Thursday, April 3, 2014

Discipline vs. Compulsiveness

I’ve addressed part of this subject before in this blog, but it’s worth revisiting. In the world of writing there is always more that we can do to improve our craft, write another story, go through another editing pass, do one more event, post something else on social media or activate one more promotional idea. We can easily fill up twenty-four hours with things we should do for our writing career.

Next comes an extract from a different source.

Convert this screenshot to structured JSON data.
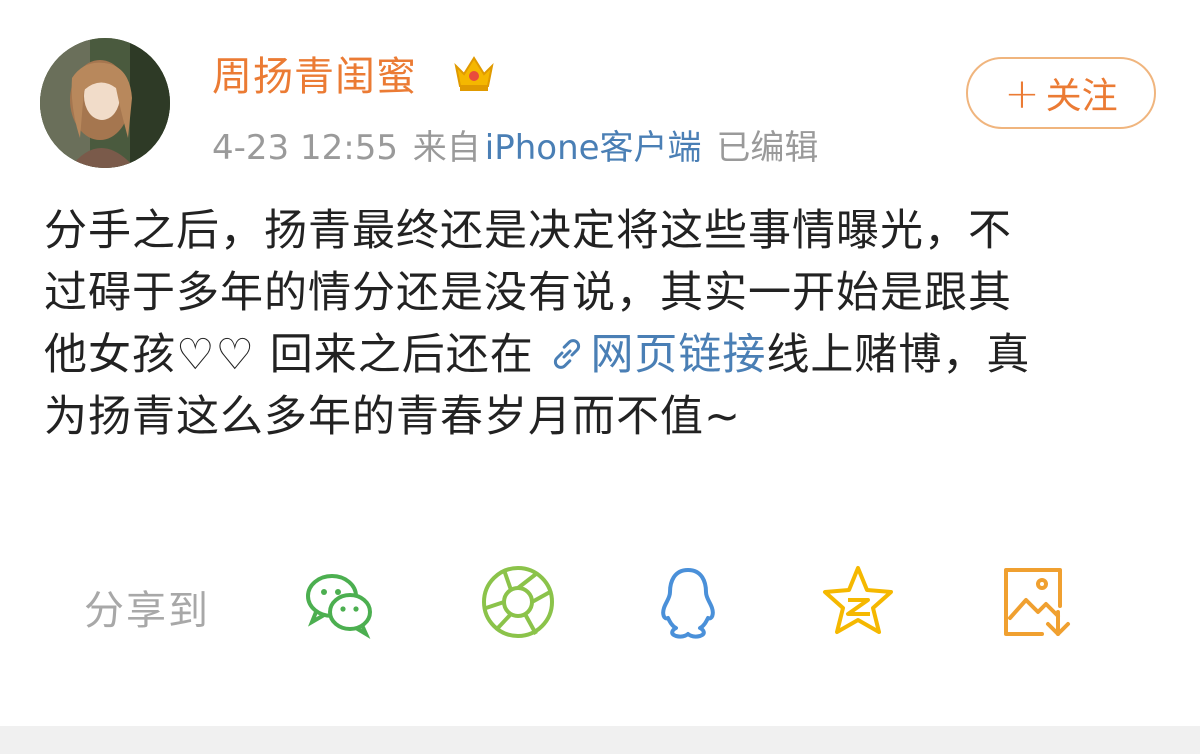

So what’s the answer on maintaining the discipline of our writing world while not becoming compulsive? All I can do is share my own experience. I’m a disciplined writer. When I began writing in 2001 while still working full time, I came across a technique in Julia Cameron’s The Artist Way, called Morning Pages, which I adapted to serve my writing needs. Every morning I reviewed where I had left off the day before in my writing and then wrote three hand written pages to continue the story before going off to work. When I came home from my day job, I entered these pages into the computer, doing an editing pass along the way. This produced approximately two typed pages. If you do the math, in one-hundred-fifty days, I’d have the rough draft for a three-hundred page novel. In fact, I used this technique to write my first three published novels. When I retired in 2007 to writ full time and being a morning person, I changed my process and wrote directly into the computer every morning, saving the afternoon for administrative and promotional activities.

I write nearly every morning. I say nearly because if we’re visiting our kids and grandkids or if I’m doing a morning event or conference, I don’t write.

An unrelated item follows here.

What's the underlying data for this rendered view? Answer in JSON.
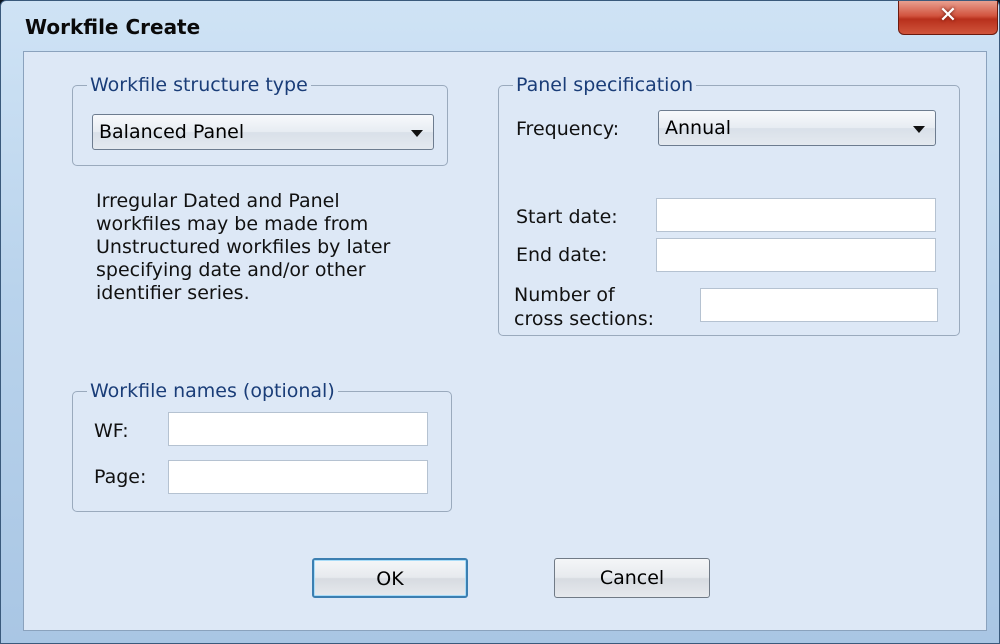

I’ve been fortunate to have seven novels published with three more in the contract negotiation and publication queue. I also have a number of unpublished manuscripts that I’m shopping.

My challenge is to keep writing in perspective within my life. After I had a heart attack last September, I lay in the hospital reviewing all the things I had committed to. I went through the list and chopped. One example, I was on twenty-two reader/writer Yahoo loops. I slashed this back to six. I resigned from two volunteer positions and cut back on other areas of over commitment.

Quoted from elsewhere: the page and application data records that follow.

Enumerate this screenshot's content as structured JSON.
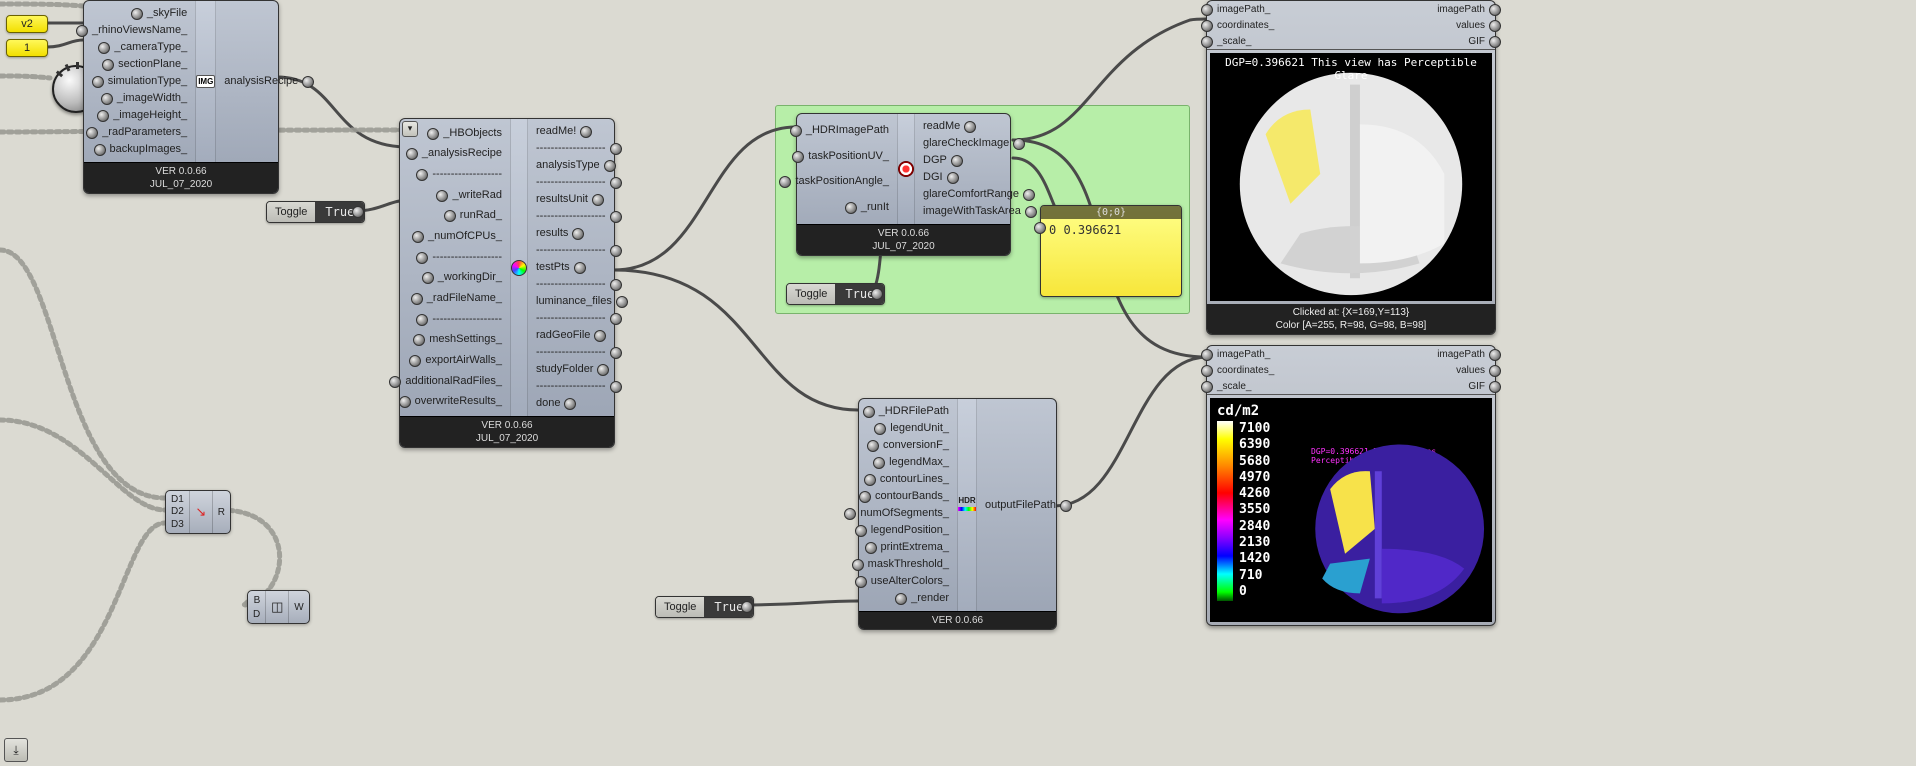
{
  "version": "VER 0.0.66",
  "date": "JUL_07_2020",
  "caps": {
    "v2": "v2",
    "one": "1"
  },
  "toggles": {
    "label": "Toggle",
    "val": "True"
  },
  "node1": {
    "in": [
      "_skyFile",
      "_rhinoViewsName_",
      "_cameraType_",
      "sectionPlane_",
      "simulationType_",
      "_imageWidth_",
      "_imageHeight_",
      "_radParameters_",
      "backupImages_"
    ],
    "out": [
      "analysisRecipe"
    ]
  },
  "node2": {
    "in": [
      "_HBObjects",
      "_analysisRecipe",
      "-------------------",
      "_writeRad",
      "runRad_",
      "_numOfCPUs_",
      "-------------------",
      "_workingDir_",
      "_radFileName_",
      "-------------------",
      "meshSettings_",
      "exportAirWalls_",
      "additionalRadFiles_",
      "overwriteResults_"
    ],
    "out": [
      "readMe!",
      "-------------------",
      "analysisType",
      "-------------------",
      "resultsUnit",
      "-------------------",
      "results",
      "-------------------",
      "testPts",
      "-------------------",
      "luminance_files",
      "-------------------",
      "radGeoFile",
      "-------------------",
      "studyFolder",
      "-------------------",
      "done"
    ]
  },
  "glare": {
    "in": [
      "_HDRImagePath",
      "taskPositionUV_",
      "taskPositionAngle_",
      "_runIt"
    ],
    "out": [
      "readMe",
      "glareCheckImage",
      "DGP",
      "DGI",
      "glareComfortRange",
      "imageWithTaskArea"
    ]
  },
  "falsecolor": {
    "in": [
      "_HDRFilePath",
      "legendUnit_",
      "conversionF_",
      "legendMax_",
      "contourLines_",
      "contourBands_",
      "numOfSegments_",
      "legendPosition_",
      "printExtrema_",
      "maskThreshold_",
      "useAlterColors_",
      "_render"
    ],
    "out": [
      "outputFilePath"
    ]
  },
  "panel": {
    "header": "{0;0}",
    "body": "0 0.396621"
  },
  "merge": {
    "in": [
      "D1",
      "D2",
      "D3"
    ],
    "out": "R"
  },
  "brep": {
    "in": [
      "B",
      "D"
    ],
    "out": "W"
  },
  "viewer": {
    "hdr_rows": [
      [
        "imagePath_",
        "imagePath"
      ],
      [
        "coordinates_",
        "values"
      ],
      [
        "_scale_",
        "GIF"
      ]
    ],
    "top_banner": "DGP=0.396621 This view has Perceptible Glare",
    "click": "Clicked at: {X=169,Y=113}",
    "color": "Color [A=255, R=98, G=98, B=98]",
    "legend_title": "cd/m2",
    "legend_vals": [
      "7100",
      "6390",
      "5680",
      "4970",
      "4260",
      "3550",
      "2840",
      "2130",
      "1420",
      "710",
      "0"
    ],
    "bot_banner": "DGP=0.396621 This view has Perceptible Glare"
  },
  "icon_hdr": "HDR"
}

What I’ve learned is to temper my discipline. My compunction to be on my computer writing right after breakfast has changed. I may get interested in a program on the History Channel while eating breakfast and watch for another half hour. I’m not forgetting my writing, but I’m no longer being compulsive about it. I could easily force myself to not get up from my computer chair until I’ve written so many pages or so many words. Now I write for several hours and accept that as a successful morning’s work.

The answer for me as in so many aspects of life is balance.

No comments: